Many people start with an inflatable board, and some eventually graduate to a hard board as they move into other activities, but most stay loyal to the iSUP.
Extra Gear and Accessories
The paddle boarding community is wild, crafting different ideas to make paddle boarding more exciting or luxurious. Chances are, if you can think of a way to make your time on the water more iconic, you can find an accessory for it.
Choose from different types of gear, like a fishing rod holder or sail mount to turn your paddle board into a specialized fishing or windsurfing machine.
Collect different accessories to enjoy the time on the water to its fullest, with drink coolers, camping tents, kayak seat attachments, or even ambient lighting for night time paddle boarding.
For the beginner, however, none of these accessories are necessary. If you want to make life a little easier right out of the gate, we typically recommend a good floating phone case and dry bag to keep your valuables safe even if you tip over. You should already have an ankle leash and paddle that comes with your paddle board.
Remember, Don’t Get Overwhelmed
It can be easy to get overwhelmed with all the paddle board options and accessories out there today. If you start to feel overwhelmed, it’s important to fight back against that feeling and remember: you don’t need everything. You don’t need the best of the best. All it takes is something that suits your needs, nothing more.
Paddle Outside has several guides that can help the beginner paddle boarder get out on the water as soon as possible. If you’re ever feeling stuck, check out these resources for easy tables and information, visual guides, and recommendations from the paddle boarding community.
“Good Enough” Is Good for a Beginner
A lot of people go into a new hobby thinking they must buy the best of the best.

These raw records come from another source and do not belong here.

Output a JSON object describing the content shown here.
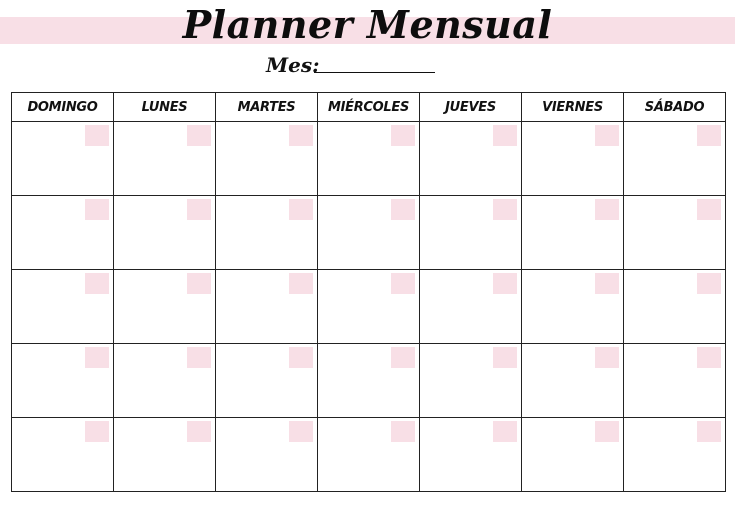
{
  "title": "Planner Mensual",
  "month_label": "Mes:",
  "accent_color": "#f8dfe6",
  "weekdays": [
    "DOMINGO",
    "LUNES",
    "MARTES",
    "MIÉRCOLES",
    "JUEVES",
    "VIERNES",
    "SÁBADO"
  ],
  "weeks": 5
}
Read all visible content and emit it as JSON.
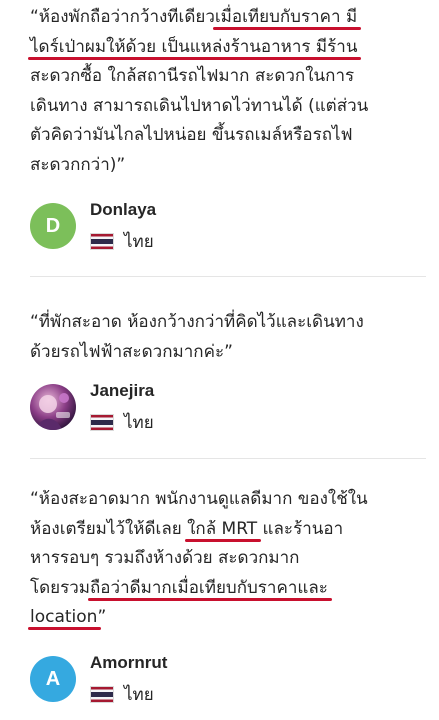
{
  "colors": {
    "underline": "#c8102e",
    "avatar_green": "#7cbf5a",
    "avatar_blue": "#35a9e0"
  },
  "reviews": [
    {
      "lines": [
        [
          "“ห้องพักถือว่ากว้างทีเดียว",
          "เมื่อ",
          "เทียบกับราคา มี"
        ],
        [
          "ไดร์เป่าผมให้ด้วย เป็นแหล่งร้านอาหาร มีร้าน"
        ],
        [
          "สะดวกซื้อ ใกล้สถานีรถไฟมาก สะดวกในการ"
        ],
        [
          "เดินทาง สามารถเดินไปหาดไว่ทานได้ (แต่ส่วน"
        ],
        [
          "ตัวคิดว่ามันไกลไปหน่อย ขึ้นรถเมล์หรือรถไฟ"
        ],
        [
          "สะดวกกว่า)”"
        ]
      ],
      "name": "Donlaya",
      "avatar_initial": "D",
      "country": "ไทย"
    },
    {
      "lines": [
        [
          "“ที่พักสะอาด ห้องกว้างกว่าที่คิดไว้และเดินทาง"
        ],
        [
          "ด้วยรถไฟฟ้าสะดวกมากค่ะ”"
        ]
      ],
      "name": "Janejira",
      "country": "ไทย"
    },
    {
      "lines": [
        [
          "“ห้องสะอาดมาก พนักงานดูแลดีมาก ของใช้ใน"
        ],
        [
          "ห้องเตรียมไว้ให้ดีเลย ",
          "ใกล้ MRT",
          " และร้านอา"
        ],
        [
          "หารรอบๆ รวมถึงห้างด้วย สะดวกมาก"
        ],
        [
          "โดยรวม",
          "ถือว่าดีมากเมื่อเทียบกับราคาและ"
        ],
        [
          "location",
          "”"
        ]
      ],
      "name": "Amornrut",
      "avatar_initial": "A",
      "country": "ไทย"
    }
  ]
}
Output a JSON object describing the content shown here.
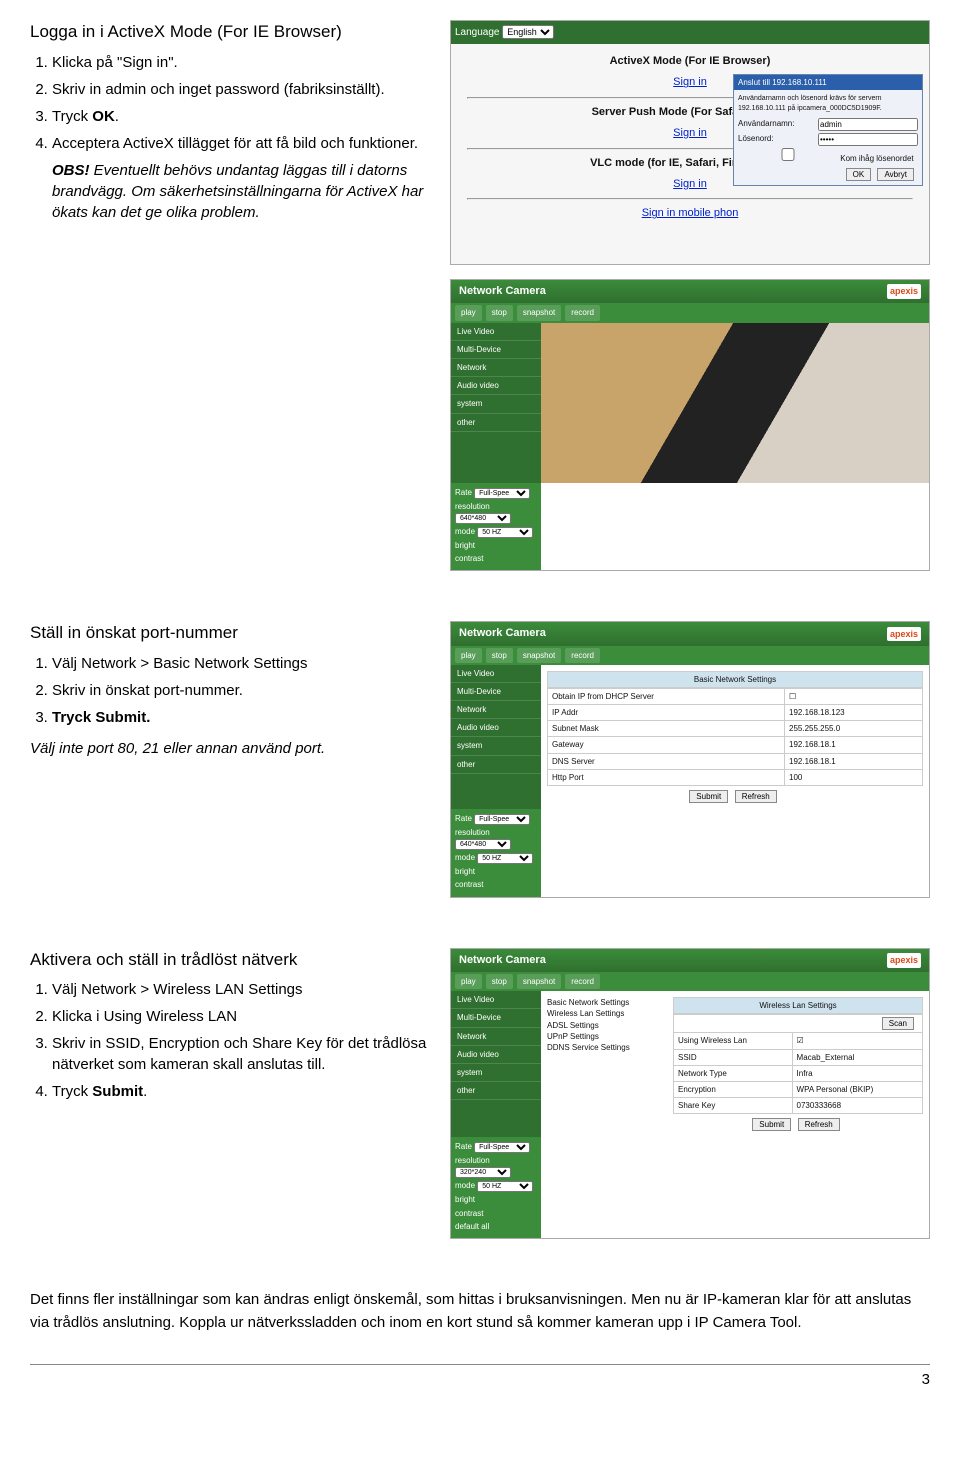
{
  "sec1": {
    "title": "Logga in  i ActiveX Mode (For IE Browser)",
    "li1": "Klicka på \"Sign in\".",
    "li2": "Skriv in admin och inget password (fabriksinställt).",
    "li3a": "Tryck ",
    "li3b": "OK",
    "li4": "Acceptera ActiveX tillägget för att få bild och funktioner.",
    "obs": "OBS!",
    "obs_body": " Eventuellt behövs undantag läggas till i datorns brandvägg. Om säkerhetsinställningarna för ActiveX har ökats kan det ge olika problem."
  },
  "sec2": {
    "title": "Ställ in önskat port-nummer",
    "li1": "Välj Network > Basic Network Settings",
    "li2": "Skriv in önskat port-nummer.",
    "li3a": "Tryck Submit.",
    "note": "Välj inte port 80, 21 eller annan använd port."
  },
  "sec3": {
    "title": "Aktivera och ställ in trådlöst nätverk",
    "li1": "Välj Network > Wireless LAN Settings",
    "li2": "Klicka i Using Wireless LAN",
    "li3": "Skriv in SSID, Encryption och Share Key för det trådlösa nätverket som kameran skall anslutas till.",
    "li4a": "Tryck ",
    "li4b": "Submit"
  },
  "footer": "Det finns fler inställningar som kan ändras enligt önskemål, som hittas i bruksanvisningen. Men nu är IP-kameran klar för att anslutas via trådlös anslutning. Koppla ur nätverkssladden och inom en kort stund så kommer kameran upp i IP Camera Tool.",
  "page_number": "3",
  "shot1": {
    "lang_label": "Language",
    "lang_value": "English",
    "mode_ax": "ActiveX Mode (For IE Browser)",
    "mode_push": "Server Push Mode (For Safari,FireFox",
    "mode_vlc": "VLC mode (for IE, Safari, FireFox, Goo",
    "mode_mobile": "Sign in mobile phon",
    "signin": "Sign in",
    "dlg_title": "Anslut till 192.168.10.111",
    "dlg_text": "Användarnamn och lösenord krävs för servern 192.168.10.111 på ipcamera_000DC5D1909F.",
    "dlg_user_l": "Användarnamn:",
    "dlg_user_v": "admin",
    "dlg_pw_l": "Lösenord:",
    "dlg_pw_v": "•••••",
    "dlg_remember": "Kom ihåg lösenordet",
    "ok": "OK",
    "cancel": "Avbryt"
  },
  "camshot": {
    "title": "Network Camera",
    "brand": "apexis",
    "btn_play": "play",
    "btn_stop": "stop",
    "btn_snap": "snapshot",
    "btn_rec": "record",
    "menu": [
      "Live Video",
      "Multi-Device",
      "Network",
      "Audio video",
      "system",
      "other"
    ],
    "rate_l": "Rate",
    "rate_v": "Full-Spee",
    "res_l": "resolution",
    "mode_l": "mode",
    "mode_v": "50 HZ",
    "bright": "bright",
    "contrast": "contrast",
    "default": "default all"
  },
  "shot2": {
    "panel_title": "Basic Network Settings",
    "rows": [
      [
        "Obtain IP from DHCP Server",
        "☐"
      ],
      [
        "IP Addr",
        "192.168.18.123"
      ],
      [
        "Subnet Mask",
        "255.255.255.0"
      ],
      [
        "Gateway",
        "192.168.18.1"
      ],
      [
        "DNS Server",
        "192.168.18.1"
      ],
      [
        "Http Port",
        "100"
      ]
    ],
    "res_v": "640*480",
    "submit": "Submit",
    "refresh": "Refresh"
  },
  "shot3": {
    "panel_title": "Wireless Lan Settings",
    "menu_extra": [
      "Basic Network Settings",
      "Wireless Lan Settings",
      "ADSL Settings",
      "UPnP Settings",
      "DDNS Service Settings"
    ],
    "rows": [
      [
        "Using Wireless Lan",
        "☑"
      ],
      [
        "SSID",
        "Macab_External"
      ],
      [
        "Network Type",
        "Infra"
      ],
      [
        "Encryption",
        "WPA Personal (BKIP)"
      ],
      [
        "Share Key",
        "0730333668"
      ]
    ],
    "scan": "Scan",
    "res_v": "320*240",
    "submit": "Submit",
    "refresh": "Refresh"
  }
}
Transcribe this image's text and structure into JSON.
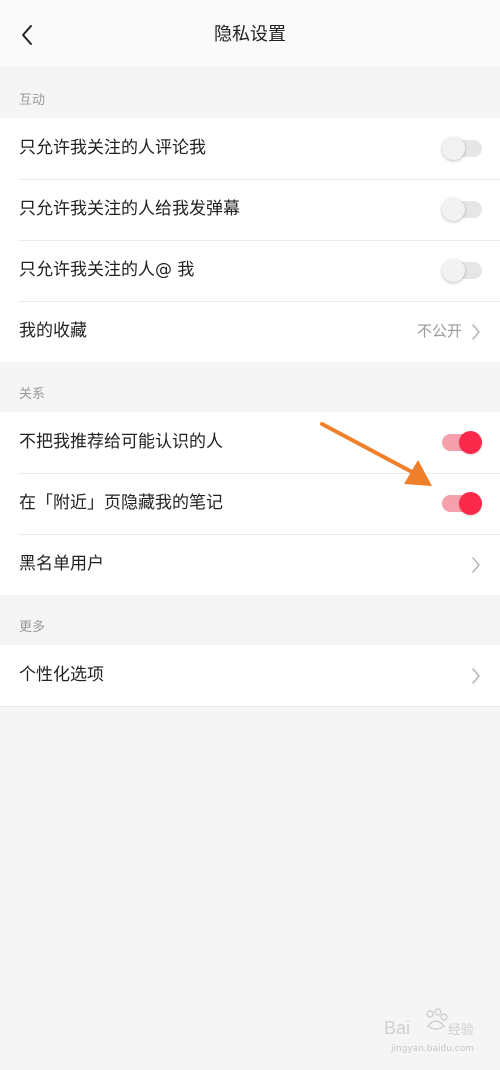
{
  "header": {
    "title": "隐私设置"
  },
  "sections": [
    {
      "label": "互动",
      "rows": [
        {
          "label": "只允许我关注的人评论我",
          "type": "toggle",
          "on": false
        },
        {
          "label": "只允许我关注的人给我发弹幕",
          "type": "toggle",
          "on": false
        },
        {
          "label": "只允许我关注的人@ 我",
          "type": "toggle",
          "on": false
        },
        {
          "label": "我的收藏",
          "type": "link",
          "value": "不公开"
        }
      ]
    },
    {
      "label": "关系",
      "rows": [
        {
          "label": "不把我推荐给可能认识的人",
          "type": "toggle",
          "on": true
        },
        {
          "label": "在「附近」页隐藏我的笔记",
          "type": "toggle",
          "on": true
        },
        {
          "label": "黑名单用户",
          "type": "link"
        }
      ]
    },
    {
      "label": "更多",
      "rows": [
        {
          "label": "个性化选项",
          "type": "link"
        }
      ]
    }
  ],
  "watermark": {
    "logo_text": "Bai",
    "sub_text": "jingyan.baidu.com"
  },
  "colors": {
    "accent": "#fb2a4a",
    "annotation_arrow": "#f07f2a"
  }
}
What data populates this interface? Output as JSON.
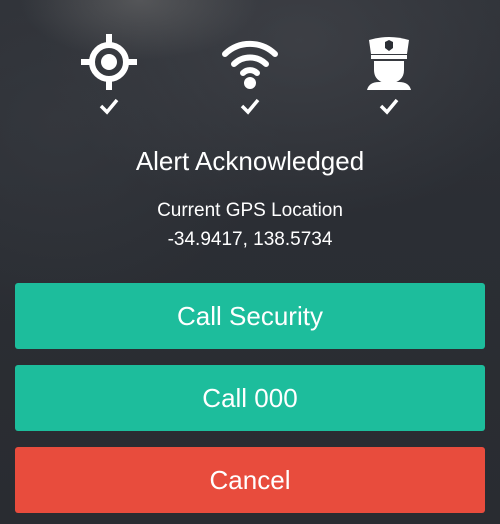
{
  "status_icons": [
    {
      "name": "gps",
      "icon": "gps-crosshair-icon",
      "acknowledged": true
    },
    {
      "name": "wifi",
      "icon": "wifi-icon",
      "acknowledged": true
    },
    {
      "name": "guard",
      "icon": "security-guard-icon",
      "acknowledged": true
    }
  ],
  "alert": {
    "title": "Alert Acknowledged",
    "gps_label": "Current GPS Location",
    "gps_coords": "-34.9417, 138.5734"
  },
  "buttons": {
    "call_security": "Call Security",
    "call_emergency": "Call 000",
    "cancel": "Cancel"
  },
  "colors": {
    "primary": "#1dbd9c",
    "danger": "#e84c3d",
    "background": "#2b2e34",
    "text": "#ffffff"
  }
}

While it certainly helps to have quality gear, it skips past all the difficult parts of getting to know a new activity. Not only do you not appreciate the hobby for its difficulties, but it can rob you of the joy of finally getting that great quality of life upgrade.
Some people prefer it that way, and that’s fine. For the people who prefer to keep things on a budget and want to dip their toes in first to determine if the hobby is enjoyable before going all-in for it, it’s good news.
Ultimately, if you’re a beginner, you need four things and nothing more: a paddle board that can handle your size and weight, a paddle, an ankle leash, and a life jacket.
That’s good enough to get started, and perfect for the beginner. There will always be something better on the market, so don’t sweat it too much. Upgrade once you’ve been on the water for a little bit.
When in Doubt, Read Paddle Board Reviews
It can be overwhelming to purchase your first SUP. Every new hobby today seems to have a million choices associated with it before you can even begin. Fortunately, reviews help relieve this choice paralysis, helping ease the burden of picking up a new hobby.
Before you start reading reviews on Paddle Outside, however, it’s important to know what you’re looking for. The questions discussed above will help you pin down what kind of paddle boarding experience you are looking for and which types of boards best suit your needs.
Decided on a SUP (or type of SUP, at least?) let us know in the comments below!
Paddle Outside: Helping You Choose the Right SUP For You
Paddle Outside is the internet’s guide to safe stand up paddle boarding, helping you find the right resources and information necessary to have a great time on the water.
Whether you are looking for a new SUP, getting started as a beginner, or trying to learn more about SUP techniques for specific waterways, we have it all.
With safe and courteous paddle boarding, every one of us can enjoy a relaxing or thrill-seeking ride on the water. However you paddle, we’ve got something for you. Subscribe today to learn more about everything SUP and get new articles and reviews sent directly to your email.